App and web page records>
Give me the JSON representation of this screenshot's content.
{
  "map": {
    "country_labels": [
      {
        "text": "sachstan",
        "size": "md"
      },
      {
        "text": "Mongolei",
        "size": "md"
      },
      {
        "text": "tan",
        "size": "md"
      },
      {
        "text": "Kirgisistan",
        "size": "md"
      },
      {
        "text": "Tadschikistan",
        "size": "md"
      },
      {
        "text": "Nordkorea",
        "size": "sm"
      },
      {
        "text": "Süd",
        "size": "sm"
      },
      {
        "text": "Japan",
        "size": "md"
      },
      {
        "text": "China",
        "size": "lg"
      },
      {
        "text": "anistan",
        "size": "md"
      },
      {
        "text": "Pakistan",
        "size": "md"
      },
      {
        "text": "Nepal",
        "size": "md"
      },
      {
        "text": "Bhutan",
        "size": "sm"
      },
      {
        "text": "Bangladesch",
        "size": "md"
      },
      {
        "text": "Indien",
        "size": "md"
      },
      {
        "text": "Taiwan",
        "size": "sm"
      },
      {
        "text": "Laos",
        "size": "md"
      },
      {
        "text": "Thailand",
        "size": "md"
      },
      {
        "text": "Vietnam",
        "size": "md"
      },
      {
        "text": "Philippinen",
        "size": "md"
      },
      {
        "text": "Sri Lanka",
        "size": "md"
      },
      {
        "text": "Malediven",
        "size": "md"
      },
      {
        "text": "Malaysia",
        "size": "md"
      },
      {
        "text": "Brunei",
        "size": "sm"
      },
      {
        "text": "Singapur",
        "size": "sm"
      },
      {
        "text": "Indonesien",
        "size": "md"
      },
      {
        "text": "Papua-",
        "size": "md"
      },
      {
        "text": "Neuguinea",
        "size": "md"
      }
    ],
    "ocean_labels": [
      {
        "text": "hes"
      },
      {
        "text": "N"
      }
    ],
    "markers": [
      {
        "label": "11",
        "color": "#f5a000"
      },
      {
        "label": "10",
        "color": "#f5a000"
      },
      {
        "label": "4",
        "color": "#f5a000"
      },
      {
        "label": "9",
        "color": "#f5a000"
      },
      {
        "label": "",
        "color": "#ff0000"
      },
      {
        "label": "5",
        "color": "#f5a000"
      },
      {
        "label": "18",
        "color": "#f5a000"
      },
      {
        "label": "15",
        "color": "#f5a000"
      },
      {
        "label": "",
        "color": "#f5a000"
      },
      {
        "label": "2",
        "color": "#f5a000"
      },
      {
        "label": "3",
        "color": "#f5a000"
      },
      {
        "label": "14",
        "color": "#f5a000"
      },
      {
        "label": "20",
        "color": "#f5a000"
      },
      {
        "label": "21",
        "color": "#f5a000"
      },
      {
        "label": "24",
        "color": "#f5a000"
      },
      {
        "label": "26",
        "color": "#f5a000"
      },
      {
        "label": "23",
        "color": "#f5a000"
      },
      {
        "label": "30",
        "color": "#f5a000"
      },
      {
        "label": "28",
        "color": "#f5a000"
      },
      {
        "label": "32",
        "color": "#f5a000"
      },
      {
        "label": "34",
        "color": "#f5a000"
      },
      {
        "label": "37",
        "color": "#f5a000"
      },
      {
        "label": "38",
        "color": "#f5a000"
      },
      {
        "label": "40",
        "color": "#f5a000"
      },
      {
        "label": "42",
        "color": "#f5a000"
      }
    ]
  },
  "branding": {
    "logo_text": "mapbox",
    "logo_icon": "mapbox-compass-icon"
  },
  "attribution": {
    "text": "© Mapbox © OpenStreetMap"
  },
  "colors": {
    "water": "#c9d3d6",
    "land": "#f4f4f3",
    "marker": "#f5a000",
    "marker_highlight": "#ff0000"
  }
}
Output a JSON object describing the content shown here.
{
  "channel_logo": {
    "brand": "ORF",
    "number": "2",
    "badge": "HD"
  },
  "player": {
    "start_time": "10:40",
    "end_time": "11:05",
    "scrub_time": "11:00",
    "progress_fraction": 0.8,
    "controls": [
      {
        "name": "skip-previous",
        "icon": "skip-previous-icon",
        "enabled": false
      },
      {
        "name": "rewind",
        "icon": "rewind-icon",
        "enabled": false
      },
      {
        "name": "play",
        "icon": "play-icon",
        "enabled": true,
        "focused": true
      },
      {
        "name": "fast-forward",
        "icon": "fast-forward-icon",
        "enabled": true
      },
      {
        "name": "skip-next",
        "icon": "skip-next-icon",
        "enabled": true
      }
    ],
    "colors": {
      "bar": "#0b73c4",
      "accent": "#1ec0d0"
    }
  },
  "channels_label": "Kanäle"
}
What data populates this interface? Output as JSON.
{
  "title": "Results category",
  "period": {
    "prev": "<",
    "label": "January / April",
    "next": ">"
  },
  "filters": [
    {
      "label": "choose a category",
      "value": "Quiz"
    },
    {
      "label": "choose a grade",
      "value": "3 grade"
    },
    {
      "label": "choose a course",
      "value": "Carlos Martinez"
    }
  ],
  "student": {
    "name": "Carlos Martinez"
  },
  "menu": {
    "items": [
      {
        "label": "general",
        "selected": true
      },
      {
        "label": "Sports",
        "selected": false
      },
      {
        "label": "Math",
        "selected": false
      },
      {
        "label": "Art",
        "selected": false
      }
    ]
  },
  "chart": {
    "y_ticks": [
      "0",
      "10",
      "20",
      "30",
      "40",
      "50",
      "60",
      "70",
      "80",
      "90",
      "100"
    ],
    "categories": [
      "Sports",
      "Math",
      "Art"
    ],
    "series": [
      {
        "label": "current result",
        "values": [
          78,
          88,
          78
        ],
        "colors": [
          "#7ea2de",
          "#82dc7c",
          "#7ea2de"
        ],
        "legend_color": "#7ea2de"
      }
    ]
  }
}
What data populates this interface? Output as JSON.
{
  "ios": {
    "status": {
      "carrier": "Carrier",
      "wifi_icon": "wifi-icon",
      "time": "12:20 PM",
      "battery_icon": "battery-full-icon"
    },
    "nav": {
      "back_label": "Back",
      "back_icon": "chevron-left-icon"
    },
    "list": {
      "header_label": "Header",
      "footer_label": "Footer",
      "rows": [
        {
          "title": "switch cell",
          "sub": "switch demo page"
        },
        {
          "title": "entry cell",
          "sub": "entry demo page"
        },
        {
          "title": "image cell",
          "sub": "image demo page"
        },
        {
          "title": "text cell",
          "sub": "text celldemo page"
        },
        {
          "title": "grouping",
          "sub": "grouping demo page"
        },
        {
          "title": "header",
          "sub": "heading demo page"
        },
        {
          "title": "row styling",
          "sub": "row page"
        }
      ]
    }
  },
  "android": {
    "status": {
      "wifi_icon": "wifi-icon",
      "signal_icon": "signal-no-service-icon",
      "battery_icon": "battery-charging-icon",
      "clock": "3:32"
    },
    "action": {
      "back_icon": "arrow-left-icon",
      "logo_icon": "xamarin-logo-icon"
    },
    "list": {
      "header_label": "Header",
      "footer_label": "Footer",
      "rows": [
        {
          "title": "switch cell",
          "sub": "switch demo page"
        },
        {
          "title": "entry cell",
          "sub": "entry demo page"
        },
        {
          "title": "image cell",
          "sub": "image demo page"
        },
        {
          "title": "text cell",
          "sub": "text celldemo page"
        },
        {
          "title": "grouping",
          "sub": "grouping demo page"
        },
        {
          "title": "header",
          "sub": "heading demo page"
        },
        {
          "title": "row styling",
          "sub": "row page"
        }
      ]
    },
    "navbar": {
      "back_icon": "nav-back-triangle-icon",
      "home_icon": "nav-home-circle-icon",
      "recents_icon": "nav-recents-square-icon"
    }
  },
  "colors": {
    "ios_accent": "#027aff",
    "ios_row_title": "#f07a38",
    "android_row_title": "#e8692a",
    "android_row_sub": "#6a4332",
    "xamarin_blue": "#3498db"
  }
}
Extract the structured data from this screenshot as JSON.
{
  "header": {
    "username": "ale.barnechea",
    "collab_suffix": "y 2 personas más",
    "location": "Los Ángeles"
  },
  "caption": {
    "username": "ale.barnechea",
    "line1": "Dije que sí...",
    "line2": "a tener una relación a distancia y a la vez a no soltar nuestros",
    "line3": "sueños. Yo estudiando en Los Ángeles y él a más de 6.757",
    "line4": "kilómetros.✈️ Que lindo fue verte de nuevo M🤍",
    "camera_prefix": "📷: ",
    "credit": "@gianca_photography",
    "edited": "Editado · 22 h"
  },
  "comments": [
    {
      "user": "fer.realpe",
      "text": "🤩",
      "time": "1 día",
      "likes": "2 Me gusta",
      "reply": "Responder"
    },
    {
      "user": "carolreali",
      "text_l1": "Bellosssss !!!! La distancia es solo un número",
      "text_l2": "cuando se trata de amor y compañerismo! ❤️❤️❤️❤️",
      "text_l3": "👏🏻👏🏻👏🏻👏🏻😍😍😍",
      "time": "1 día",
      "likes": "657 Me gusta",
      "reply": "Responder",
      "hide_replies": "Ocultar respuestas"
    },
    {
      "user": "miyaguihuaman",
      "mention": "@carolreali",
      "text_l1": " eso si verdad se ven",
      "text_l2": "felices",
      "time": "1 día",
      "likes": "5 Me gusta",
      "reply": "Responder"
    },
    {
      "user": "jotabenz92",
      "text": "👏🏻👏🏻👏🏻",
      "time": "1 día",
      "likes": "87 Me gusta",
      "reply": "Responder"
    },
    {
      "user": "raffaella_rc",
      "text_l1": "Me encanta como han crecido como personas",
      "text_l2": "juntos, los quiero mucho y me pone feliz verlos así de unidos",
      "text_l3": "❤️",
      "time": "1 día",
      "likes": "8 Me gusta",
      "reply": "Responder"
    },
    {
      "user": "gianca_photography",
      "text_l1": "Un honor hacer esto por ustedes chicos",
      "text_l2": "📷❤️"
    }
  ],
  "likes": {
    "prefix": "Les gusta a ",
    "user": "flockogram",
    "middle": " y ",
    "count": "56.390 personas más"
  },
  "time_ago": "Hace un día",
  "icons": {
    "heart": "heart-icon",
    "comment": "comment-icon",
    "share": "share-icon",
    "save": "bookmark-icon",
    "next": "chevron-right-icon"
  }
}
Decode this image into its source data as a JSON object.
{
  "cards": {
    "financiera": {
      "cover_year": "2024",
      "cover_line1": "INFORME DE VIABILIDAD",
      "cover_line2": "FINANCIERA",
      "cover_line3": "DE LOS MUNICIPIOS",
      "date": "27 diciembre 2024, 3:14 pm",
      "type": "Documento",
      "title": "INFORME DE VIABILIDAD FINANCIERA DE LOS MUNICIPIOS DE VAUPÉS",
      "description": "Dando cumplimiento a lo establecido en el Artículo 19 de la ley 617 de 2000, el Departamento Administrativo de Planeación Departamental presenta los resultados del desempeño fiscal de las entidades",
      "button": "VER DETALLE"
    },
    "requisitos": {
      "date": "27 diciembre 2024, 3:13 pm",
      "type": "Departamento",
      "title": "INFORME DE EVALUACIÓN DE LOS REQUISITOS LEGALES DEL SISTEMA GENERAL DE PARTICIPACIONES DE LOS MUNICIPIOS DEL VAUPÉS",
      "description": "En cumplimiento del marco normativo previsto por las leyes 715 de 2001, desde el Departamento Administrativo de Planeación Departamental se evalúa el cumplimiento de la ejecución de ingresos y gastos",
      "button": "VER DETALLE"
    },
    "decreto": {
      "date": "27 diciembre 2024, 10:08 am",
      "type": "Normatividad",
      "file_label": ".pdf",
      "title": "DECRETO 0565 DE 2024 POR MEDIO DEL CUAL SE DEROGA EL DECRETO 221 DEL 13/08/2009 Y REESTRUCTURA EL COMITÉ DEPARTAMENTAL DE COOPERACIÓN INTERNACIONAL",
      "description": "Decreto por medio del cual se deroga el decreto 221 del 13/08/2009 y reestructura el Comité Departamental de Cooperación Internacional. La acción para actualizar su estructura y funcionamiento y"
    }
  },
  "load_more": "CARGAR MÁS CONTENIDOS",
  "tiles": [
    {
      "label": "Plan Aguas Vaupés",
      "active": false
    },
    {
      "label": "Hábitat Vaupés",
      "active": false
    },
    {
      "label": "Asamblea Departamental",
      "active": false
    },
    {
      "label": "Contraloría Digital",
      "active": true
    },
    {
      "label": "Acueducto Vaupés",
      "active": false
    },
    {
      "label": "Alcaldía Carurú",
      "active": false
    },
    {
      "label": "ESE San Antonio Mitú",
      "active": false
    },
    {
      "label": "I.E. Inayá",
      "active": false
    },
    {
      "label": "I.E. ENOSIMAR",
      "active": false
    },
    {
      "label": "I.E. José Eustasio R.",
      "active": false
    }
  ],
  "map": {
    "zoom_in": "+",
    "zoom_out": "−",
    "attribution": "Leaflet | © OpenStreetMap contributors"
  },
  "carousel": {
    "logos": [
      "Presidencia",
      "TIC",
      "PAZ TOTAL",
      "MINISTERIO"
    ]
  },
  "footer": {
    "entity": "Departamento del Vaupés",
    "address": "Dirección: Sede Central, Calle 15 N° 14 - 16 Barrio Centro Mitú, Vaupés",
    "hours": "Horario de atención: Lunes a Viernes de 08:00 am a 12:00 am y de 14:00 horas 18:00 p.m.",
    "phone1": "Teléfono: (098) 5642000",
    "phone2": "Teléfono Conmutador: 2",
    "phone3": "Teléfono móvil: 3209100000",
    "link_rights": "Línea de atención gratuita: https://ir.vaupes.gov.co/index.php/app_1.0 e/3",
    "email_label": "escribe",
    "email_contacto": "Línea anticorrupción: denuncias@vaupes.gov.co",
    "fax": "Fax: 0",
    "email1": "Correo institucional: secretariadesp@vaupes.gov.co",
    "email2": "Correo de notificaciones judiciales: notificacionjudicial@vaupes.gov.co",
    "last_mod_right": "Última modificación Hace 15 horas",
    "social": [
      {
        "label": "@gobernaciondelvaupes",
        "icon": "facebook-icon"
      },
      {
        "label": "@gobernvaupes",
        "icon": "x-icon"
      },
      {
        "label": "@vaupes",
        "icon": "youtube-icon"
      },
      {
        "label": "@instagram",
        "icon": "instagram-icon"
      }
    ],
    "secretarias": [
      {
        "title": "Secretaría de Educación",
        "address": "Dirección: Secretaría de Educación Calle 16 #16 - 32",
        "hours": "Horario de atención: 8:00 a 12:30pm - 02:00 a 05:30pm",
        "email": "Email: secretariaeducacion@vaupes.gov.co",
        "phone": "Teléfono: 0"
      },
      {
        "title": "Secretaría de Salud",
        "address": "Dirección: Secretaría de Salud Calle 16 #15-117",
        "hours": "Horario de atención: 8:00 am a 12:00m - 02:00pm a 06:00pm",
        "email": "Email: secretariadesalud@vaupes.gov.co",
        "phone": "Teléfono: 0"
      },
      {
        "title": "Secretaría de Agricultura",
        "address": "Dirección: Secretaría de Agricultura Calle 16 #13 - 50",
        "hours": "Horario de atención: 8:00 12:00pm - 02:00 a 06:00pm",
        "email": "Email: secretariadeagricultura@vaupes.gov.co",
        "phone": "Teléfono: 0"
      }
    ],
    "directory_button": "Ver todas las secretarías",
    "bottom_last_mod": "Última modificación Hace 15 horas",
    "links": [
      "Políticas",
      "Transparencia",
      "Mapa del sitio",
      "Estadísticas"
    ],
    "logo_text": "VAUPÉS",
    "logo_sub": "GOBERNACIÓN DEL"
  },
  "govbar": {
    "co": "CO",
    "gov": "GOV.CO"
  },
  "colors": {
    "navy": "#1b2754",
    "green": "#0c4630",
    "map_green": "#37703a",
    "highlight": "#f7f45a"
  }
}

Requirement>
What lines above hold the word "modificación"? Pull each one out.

Answer box>
    "last_mod_right": "Última modificación Hace 15 horas",
    "bottom_last_mod": "Última modificación Hace 15 horas",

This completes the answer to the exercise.